Around the same time Gannett decided to go into the television production business with PBS’ MacNeil and Lehrer, it also decided to use its windfall newspaper chain profits and Wall Street money to launch a national newspaper, USA Today, in the early 1980s.
Gannett began publishing USA Today in September 1982. The newspaper was primarily sold in 135,000 USA Today vending machines around the United States. Despite the opposition of some urban environmentalists, Gannett “stormed the city and bolted three thousand vending machines to the sidewalks of New York,” according to Neuharth’s Confessions Of An S.O.B. book.
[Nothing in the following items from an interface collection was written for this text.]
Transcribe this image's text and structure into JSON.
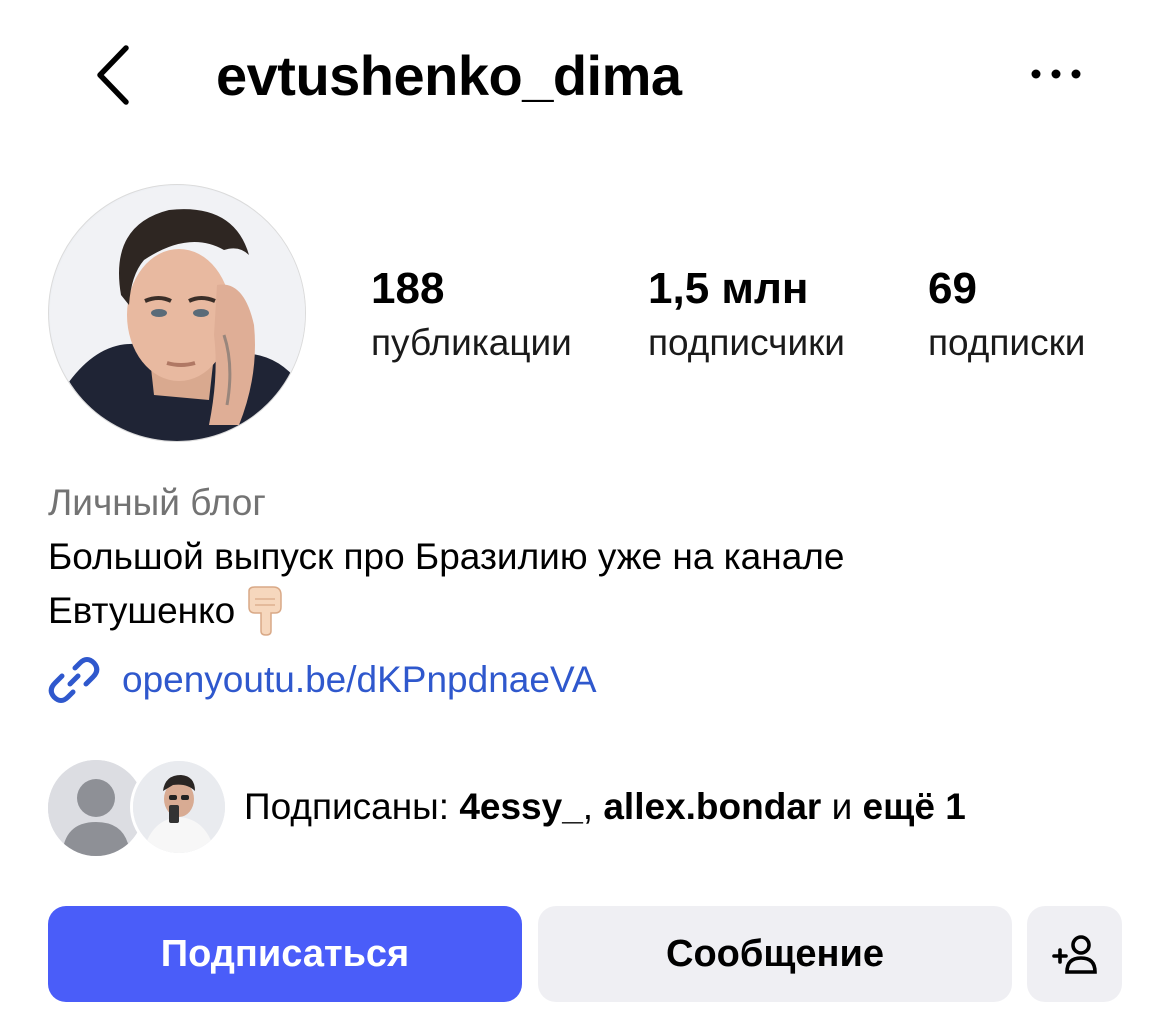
{
  "header": {
    "username": "evtushenko_dima",
    "back_icon": "chevron-left-icon",
    "more_icon": "more-horizontal-icon"
  },
  "profile": {
    "avatar_icon": "profile-photo",
    "stats": [
      {
        "value": "188",
        "label": "публикации"
      },
      {
        "value": "1,5 млн",
        "label": "подписчики"
      },
      {
        "value": "69",
        "label": "подписки"
      }
    ],
    "category": "Личный блог",
    "bio_line1": "Большой выпуск про Бразилию уже на канале",
    "bio_line2": "Евтушенко",
    "bio_emoji": "pointing-down-hand-icon",
    "link_icon": "link-icon",
    "link": "openyoutu.be/dKPnpdnaeVA"
  },
  "followed_by": {
    "prefix": "Подписаны: ",
    "user1": "4essy_",
    "separator": ", ",
    "user2": "allex.bondar",
    "conjunction": " и ",
    "more": "ещё 1"
  },
  "actions": {
    "follow": "Подписаться",
    "message": "Сообщение",
    "add_user_icon": "add-user-icon"
  },
  "colors": {
    "follow_button": "#4a5df9",
    "secondary_button": "#efeff3",
    "link": "#2f58cd",
    "category_text": "#737373"
  }
}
Since the journalistic quality of its new national newspaper was not considered too great by most literate news junkies, Gannett was forced to spend huge sums of money promoting USA Today before it could be converted from an annual money-loser into a profitable media operation. It was also necessary to offer potential advertisers six-and-a-half months of free advertising in USA Today to induce them to advertise in the new national newspaper. And wherever it could, the multi-billion dollar conglomerate always sought to hire cheaper non-unionized workers to distribute USA Today to its vending machines and to newsstands.
According to The Making of McPaper: The Inside Story of `USA Today’ by Peter Prichard, USA Today’s managing editor in the 1980s, when Gannett started to distribute the newspaper in New York City in April 1983, USA Today spent $100,000 on its launch party—including $70,000 for food and liquor—and “saturated local television, radio, billboards and newspapers” with a USA Today ad campaign. Gannett also worked out a deal in 1985 with General Mills in which consumers who sent in proof-of-purchase seals for eight of 12 General Mills products could receive USA Today free for six months—at a cost of $12 million to Gannett. Only 93,000 of the 512,000 people who chose to sample USA Today for free, however, chose to take out paid subscriptions after six months of evaluating the Gannett national newspaper.
Despite the huge sums of excess profits that Gannett spent to push USA Today on people in the United States, as late as 1986 it was still a big money-loser for Gannett. Between 1980 and 1986 (including pre-publishing years), Gannett’s total pretax operating losses from its USA Today national newspaper operation exceeded $458 million, which was “by far the greatest deficit any newspaper had ever run up,” according to The Making of McPaper book.
Yet despite the initial unprofitability of its new national newspaper, Gannett found it politically useful to continue to circulate millions of copies of USA Today during the politically conservative Reagan Era of the 1980s. And by 2008, USA Today’s current daily circulation was around 2.3 million, making it the largest-selling daily newspaper in the United States.
Next: The Gannett Media Conglomerate’s Hidden History—Part 4